The euro jumped and U.S. Treasuries dipped on Tuesday after euro zone policymakers agreed to a second bailout package for Greece in talks that went deep into the night in Brussels, but concerns that the deal is only a short-term fix kept stocks subdued.
The single currency initially jumped more than half a cent after finance ministers approved a 130-billion-euro rescue, with strict conditions, that averts an default next month by Athens.
But reaction from share and commodity markets, which had rallied in recent days on hopes of an agreement on Greece combined with an easing of monetary policy by China, was mixed. Copper rose, but Asian stocks were lower and European equity markets were expected to make little headway.
The accord will enable Athens to launch a bond swap with private investors to help reduce and restructure its vast debts, but analysts warn the deal may only delay a deeper default by a few months.
It's a relief for markets, broadly speaking, but it doesn't mean that this is the end of the line, said Thomas Lam, economist at DMG & Partners Securities in Singapore. It's a difficult process, but it's inching in the right direction.
MSCI's broadest index of Asia Pacific shares outside Japan <.MIAPJ0000PUS> was down 0.1 percent while Tokyo's Nikkei share average <.N225> lost around 0.2 percent.
Both indexes have started 2012 strongly, with the MSCI benchmark up 13.5 percent and the Nikkei up 12 percent year-to-date, outperforming an 8 percent rise in Wall Street's S&P 500.
The Greece bailout agreement has already been priced in by the market, said Yoshihiko Tabei, chief analyst of capital markets at Kazaka Securities in Tokyo, before the announcement.
Financial spreadbetters expected major European markets <.FTSE> <.FCHI> <.GDAXI>, which had risen on Monday in expectation of a Greek deal, to open flat.
EURO RELIEF, FOR NOW
The euro raced up 0.4 percent to as high as $1.3293, having been down around 0.3 percent before the deal, and later stood around $1.3270, up 0.2 percent on the day.
I guess the market has been expecting this but nevertheless it is a positive factor for the euro, said Takako Masai, manager of forex at Shinsei Bank, adding that the euro could spike higher if it breaks above its February 9 peak of $1.3322.
But some market participants said any relief over the bailout deal was likely to be eclipsed soon by concerns of more uphill battles for Europe to fix its economic woes.
When you look at the economic fundamentals, the dollar is in a favorable position. I think the euro is likely to fall to around $1.30, said Koji Fukaya, chief currency strategist at Credit Suisse in Tokyo.

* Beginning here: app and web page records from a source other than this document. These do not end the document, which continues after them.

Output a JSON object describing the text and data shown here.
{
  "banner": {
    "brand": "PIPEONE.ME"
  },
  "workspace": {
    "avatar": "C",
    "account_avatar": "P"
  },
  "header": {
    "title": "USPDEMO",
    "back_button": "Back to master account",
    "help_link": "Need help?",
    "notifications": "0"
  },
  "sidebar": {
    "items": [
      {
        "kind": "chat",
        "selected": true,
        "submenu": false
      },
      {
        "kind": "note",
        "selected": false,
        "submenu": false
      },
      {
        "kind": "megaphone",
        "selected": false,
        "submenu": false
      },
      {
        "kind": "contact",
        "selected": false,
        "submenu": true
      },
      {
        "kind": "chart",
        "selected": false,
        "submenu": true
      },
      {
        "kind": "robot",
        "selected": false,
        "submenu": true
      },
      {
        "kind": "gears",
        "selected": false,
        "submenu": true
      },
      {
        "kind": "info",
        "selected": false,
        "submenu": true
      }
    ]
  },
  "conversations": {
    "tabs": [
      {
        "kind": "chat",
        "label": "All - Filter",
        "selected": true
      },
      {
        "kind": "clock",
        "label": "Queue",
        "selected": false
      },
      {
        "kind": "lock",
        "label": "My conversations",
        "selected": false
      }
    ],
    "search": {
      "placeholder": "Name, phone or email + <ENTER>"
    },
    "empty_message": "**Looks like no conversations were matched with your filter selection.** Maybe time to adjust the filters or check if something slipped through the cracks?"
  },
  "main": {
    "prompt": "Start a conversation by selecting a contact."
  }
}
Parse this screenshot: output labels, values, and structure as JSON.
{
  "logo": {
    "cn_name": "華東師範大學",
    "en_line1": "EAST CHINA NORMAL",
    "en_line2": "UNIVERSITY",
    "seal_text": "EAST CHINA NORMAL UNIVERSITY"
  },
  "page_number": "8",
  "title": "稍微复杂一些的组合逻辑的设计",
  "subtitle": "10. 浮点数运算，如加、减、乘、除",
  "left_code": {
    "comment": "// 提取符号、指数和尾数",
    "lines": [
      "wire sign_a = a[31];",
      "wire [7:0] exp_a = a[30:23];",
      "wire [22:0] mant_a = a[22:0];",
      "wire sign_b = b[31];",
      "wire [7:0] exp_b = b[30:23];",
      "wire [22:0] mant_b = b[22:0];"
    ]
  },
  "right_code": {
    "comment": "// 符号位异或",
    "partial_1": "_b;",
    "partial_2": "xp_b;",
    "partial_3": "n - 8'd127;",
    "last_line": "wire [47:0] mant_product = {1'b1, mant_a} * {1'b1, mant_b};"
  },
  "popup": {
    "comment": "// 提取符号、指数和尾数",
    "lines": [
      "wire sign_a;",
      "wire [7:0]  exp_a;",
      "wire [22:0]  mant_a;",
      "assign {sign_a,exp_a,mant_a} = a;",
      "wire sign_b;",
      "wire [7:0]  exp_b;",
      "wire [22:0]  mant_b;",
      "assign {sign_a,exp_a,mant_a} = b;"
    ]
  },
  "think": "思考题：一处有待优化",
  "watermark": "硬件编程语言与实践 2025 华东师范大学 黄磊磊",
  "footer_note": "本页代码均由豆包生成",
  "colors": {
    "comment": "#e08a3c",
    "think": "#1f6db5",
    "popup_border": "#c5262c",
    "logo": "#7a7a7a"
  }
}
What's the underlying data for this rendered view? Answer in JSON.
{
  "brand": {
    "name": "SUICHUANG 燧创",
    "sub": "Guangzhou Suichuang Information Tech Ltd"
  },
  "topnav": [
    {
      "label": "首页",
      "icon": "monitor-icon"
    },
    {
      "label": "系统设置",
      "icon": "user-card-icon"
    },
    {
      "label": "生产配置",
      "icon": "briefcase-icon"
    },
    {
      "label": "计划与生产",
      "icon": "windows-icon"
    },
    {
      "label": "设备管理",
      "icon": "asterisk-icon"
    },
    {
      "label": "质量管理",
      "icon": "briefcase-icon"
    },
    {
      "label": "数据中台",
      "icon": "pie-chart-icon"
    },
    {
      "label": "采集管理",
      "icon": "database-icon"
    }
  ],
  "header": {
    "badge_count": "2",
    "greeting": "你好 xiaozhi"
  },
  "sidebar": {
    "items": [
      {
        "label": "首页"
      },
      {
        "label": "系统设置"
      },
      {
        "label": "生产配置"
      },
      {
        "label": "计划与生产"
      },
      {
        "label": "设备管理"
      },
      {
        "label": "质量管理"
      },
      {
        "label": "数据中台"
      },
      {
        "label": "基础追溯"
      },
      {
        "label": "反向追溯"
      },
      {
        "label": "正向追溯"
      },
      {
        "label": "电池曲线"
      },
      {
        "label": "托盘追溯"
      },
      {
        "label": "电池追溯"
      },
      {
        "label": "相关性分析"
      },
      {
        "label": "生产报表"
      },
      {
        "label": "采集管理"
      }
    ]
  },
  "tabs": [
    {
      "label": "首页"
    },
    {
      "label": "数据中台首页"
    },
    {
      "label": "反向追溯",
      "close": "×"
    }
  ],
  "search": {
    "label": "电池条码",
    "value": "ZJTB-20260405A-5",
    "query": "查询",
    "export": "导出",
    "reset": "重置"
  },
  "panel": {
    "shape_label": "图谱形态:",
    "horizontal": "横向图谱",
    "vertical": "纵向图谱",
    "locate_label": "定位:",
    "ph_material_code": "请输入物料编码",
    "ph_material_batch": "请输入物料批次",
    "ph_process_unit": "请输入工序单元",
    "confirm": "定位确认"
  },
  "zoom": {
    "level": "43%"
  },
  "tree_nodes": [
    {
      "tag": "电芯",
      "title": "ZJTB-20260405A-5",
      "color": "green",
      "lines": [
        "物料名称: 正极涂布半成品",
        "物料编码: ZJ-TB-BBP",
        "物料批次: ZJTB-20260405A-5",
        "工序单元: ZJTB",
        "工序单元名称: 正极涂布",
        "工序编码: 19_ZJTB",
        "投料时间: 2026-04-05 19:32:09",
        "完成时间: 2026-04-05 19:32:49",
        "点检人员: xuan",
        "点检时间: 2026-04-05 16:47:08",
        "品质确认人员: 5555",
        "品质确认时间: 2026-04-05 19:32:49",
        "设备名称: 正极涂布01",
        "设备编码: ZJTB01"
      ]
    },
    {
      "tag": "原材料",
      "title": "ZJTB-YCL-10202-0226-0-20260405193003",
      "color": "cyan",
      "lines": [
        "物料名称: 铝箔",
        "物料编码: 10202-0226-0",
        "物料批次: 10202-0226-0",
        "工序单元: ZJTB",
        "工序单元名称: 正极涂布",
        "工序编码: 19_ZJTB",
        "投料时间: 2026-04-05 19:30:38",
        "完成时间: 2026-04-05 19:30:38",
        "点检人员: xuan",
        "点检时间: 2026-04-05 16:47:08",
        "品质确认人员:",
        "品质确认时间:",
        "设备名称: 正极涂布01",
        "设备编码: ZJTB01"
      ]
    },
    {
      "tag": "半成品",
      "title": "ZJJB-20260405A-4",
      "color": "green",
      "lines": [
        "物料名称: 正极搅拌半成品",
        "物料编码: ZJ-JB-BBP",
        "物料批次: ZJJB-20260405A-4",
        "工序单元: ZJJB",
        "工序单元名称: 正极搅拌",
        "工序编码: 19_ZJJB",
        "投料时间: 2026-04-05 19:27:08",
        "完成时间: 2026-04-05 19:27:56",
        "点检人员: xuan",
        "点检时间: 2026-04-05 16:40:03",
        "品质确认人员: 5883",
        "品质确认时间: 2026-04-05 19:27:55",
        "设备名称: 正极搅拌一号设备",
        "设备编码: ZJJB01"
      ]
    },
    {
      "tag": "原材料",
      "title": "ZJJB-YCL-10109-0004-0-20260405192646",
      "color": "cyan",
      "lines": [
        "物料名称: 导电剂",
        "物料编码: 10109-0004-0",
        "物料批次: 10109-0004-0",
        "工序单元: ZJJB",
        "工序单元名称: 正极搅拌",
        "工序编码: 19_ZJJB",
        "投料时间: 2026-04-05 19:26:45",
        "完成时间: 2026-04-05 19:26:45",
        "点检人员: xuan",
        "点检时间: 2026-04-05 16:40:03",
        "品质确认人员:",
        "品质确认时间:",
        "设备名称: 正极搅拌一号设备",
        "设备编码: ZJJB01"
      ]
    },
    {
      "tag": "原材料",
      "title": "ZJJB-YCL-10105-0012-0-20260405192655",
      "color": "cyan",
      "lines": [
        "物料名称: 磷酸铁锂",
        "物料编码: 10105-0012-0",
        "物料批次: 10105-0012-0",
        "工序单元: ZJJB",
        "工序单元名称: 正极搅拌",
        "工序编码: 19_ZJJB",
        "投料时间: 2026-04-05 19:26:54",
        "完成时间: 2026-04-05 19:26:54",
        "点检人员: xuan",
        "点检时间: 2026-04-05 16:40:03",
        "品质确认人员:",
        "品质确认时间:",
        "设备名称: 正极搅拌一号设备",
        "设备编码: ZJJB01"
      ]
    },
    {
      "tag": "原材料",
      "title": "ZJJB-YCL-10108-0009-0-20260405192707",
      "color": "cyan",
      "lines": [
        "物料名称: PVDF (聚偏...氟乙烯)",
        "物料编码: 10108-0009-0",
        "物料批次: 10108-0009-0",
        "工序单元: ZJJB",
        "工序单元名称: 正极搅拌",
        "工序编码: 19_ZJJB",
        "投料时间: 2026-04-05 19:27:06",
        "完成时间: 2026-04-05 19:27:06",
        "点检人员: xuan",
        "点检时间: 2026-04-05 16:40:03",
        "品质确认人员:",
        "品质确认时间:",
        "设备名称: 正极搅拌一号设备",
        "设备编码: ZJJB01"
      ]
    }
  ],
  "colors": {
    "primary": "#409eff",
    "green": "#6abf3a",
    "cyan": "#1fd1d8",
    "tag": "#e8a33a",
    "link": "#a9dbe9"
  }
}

Skeptics question whether a new Greek government will stick to a deeply unpopular austerity program after an election due in April, and believe Athens could again fall behind in implementation, prompting exasperated lenders to pull the plug once the euro zone has stronger financial firewalls in place.
The dollar index <.DXY> fell 0.5 percent in tandem with the euro's gains and U.S. Treasuries eased, pushing the yield on 10-year Treasury notes up to 2.03 percent.
In commodity markets, Brent crude futures hovered near $120 a barrel after reaching an 8-month high on Monday, partly driven by Iran's cutting off of oil exports to Britain and France.
Copper, which had risen on Monday on expectations of more lending for infrastructure projects in China after the central bank's weekend move to loosen monetary policy, gained another 1.1 percent to around $8,325 a tonne.
Gold struggled for direction, edging up 0.1 percent to around $1,735 an ounce.
Gold may remain in a consolidation phase in the near term, said Hou Xinqiang, an analyst at Jinrui Futures in the southern Chinese city of Shenzhen.
The supportive factors -- euro zone debt crisis and expectation on loosening monetary policies around the world -- have been around for a while and gold needs something new to break the range.
(Additional reporting by Dominic Lau, Mari Saito and Hideyuki Sano in Tokyo and Manolo Serapio Jr and Rujun Shen in Singapore; Editing by Richard Borsuk)